In the few seconds which elapse between points in a table tennis match a player has several tasks to accomplish. As critical as any physical skill such as footwork or stroke technique, the set of mental and emotional skills needed to complete these responsibilities can be identified, analyzed and trained.
Together these skills comprise the mercurial attribute we call poise.
Following the completion of a point the player must first release the emotional intensity of the last exchange, whether it is the exuberance of success or the dismay of failure. Remaining too emotionally excited can result in thoughtless aggressive play. Remaining in the diminished intensity resulting from failure of a previous effort can lead to tentativeness. While focus and intensity should remain high throughout match play, in between points, emotional arousal needs to return to the more modest level appropriate to analyze results, and prepare to thoughtfully serve or receive serve.
Quickly releasing the emotion of the previous point is the first task. But as pragmatic philosopher, George Santayana said, “Those who cannot remember the past are doomed to repeat it.” Theprincipal cause of the result of the previous point needs to be understood and assimilated by the player: If the point was won, was it won by luck, good strategy, or a flaw in the opponent's game? If the point was lost, was it a result of doing the wrong thing, or was it the right thing being done wrongly?
Little can be more counterproductive than an incorrect analysis and diagnosis. Players need to be trained in diagnosis. An analysis based on a set of simple, commonly occurring consequences of action need to be ready at hand for quick analysis between points. This is distinct from the more extended analysis that can occur between games, or the exhaustive analysis available between matches.
If for example, a player who misses an underspin serve exclaims, “Add more topspin!” Was that the principal cause of the result? Did the attempted shot lack topspin, or did the player actually misread the quantity of oncoming spin. If the latter was true then a more effective admonition might be: “Pay attention to the opponent's racket, not the ball!” Accurate diagnoses result in improved outcomes.
It is far too common to see players involved in self-recrimination between points: A player yelling at himself, “What an idiot!” is not making a diagnosis, but rather creating a self-fulfilling prediction of future performance. In the time it takes to render self-deprecating condemnation, the opportunity for analysis has passed and the next point is about to begin without the thoughtful self-correction needed to adapt to the unstable environments of table tennis.
Failure in diagnosis will surely result in an inability to adjust to evolving match circumstances. It is as much the coach's responsibility to train players in accurate self-analysis between points as it is to train them in correct stroke mechanisms.
Once a correct diagnosis has been made, the corrective palliative needs to be created. For example, if the player missed an opportunity for offense then the correct prescription should be, “I must maximize my opportunities.” Diagnoses must be linked with prescriptions.

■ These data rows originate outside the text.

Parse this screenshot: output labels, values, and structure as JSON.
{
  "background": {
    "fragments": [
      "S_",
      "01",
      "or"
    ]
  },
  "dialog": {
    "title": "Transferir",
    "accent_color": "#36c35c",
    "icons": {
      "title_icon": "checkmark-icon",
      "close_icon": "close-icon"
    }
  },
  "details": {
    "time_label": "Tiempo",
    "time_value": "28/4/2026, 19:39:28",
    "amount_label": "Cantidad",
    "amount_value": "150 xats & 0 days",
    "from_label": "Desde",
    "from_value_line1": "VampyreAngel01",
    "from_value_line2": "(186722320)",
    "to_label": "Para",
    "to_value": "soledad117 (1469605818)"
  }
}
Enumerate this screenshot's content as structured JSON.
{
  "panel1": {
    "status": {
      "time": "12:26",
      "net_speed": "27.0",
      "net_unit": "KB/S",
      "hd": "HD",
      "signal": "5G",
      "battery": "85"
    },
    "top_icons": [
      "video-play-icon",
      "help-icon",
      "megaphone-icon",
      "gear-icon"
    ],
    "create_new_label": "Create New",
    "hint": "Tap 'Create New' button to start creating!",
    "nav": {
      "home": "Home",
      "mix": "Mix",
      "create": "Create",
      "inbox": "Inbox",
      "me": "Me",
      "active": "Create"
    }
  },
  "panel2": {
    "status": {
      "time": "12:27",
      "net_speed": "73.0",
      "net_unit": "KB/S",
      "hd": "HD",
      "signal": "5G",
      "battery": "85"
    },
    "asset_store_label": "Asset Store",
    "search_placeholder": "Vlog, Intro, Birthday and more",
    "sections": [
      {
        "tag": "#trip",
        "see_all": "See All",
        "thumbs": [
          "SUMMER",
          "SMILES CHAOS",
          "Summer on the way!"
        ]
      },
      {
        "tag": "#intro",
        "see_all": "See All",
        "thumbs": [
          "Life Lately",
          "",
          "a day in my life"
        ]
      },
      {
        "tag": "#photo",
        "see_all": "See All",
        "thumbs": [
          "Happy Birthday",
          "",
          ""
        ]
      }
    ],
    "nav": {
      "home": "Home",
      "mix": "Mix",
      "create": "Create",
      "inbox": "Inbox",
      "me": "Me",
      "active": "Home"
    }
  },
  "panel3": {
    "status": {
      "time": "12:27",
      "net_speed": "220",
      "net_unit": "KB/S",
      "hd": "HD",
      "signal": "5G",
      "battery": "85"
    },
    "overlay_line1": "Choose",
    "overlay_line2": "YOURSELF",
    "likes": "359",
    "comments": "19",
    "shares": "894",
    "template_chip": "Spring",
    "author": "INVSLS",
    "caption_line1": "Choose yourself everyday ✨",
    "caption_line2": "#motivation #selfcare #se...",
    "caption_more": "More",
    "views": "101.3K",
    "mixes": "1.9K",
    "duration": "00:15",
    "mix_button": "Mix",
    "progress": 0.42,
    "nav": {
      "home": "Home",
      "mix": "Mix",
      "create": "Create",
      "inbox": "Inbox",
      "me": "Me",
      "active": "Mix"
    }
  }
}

When a simple prescription for continuing success or correcting failure has been integrated, an instantaneous return to preparedness for the next point must occur. A player dwelling on the results of a previous point, whether emotionally or mentally – locked in a reaction to a past event – is unlikely to be ready to thoughtfully respond the next point beginning.
Astute players know when opponents are locked into the result of a previous point. A player who repeatedly practices a topspin stroke after missing an underspin serve is likely to fall victim to a deceptive topspsin serve. A player who is too 'pumped up' after a successful counterattack might respond overly aggressively to a very short, low nospin ball.
While it is important to learn from the past it is critical not to dwell in the past. Poised table tennis players can leave the last point behind. With the appropriate corrections, points lost badly can precede points won easily. Good adjustments and just a dash of emotional amnesia come together to prepare a table tennis player to become responsive rather than reactive.
The steps for recovery are: 1) emotional release – a reaction that completes the emotional arc of the point; 2) diagnosis – an accurate analysis of the principal cause of the result of the previous point; 3) prescription – a ready corrective response to analysis; 4) mental/emotional balancing – recreating open readiness for the next point.
Many people think of poise and emotional balance as qualities akin to “grace” – either as innate skills or as the exclusive purview of sports psychologists. But poise is the everyday fare of the astute player and coach, a set of skills and habits to be trained, practiced and improved.
Between shots, between points, between games and between matches are the spaces where the greatest learning can occur; these are the moments when the experiences of the past are integrated and evaluated in preparation for improved future performance.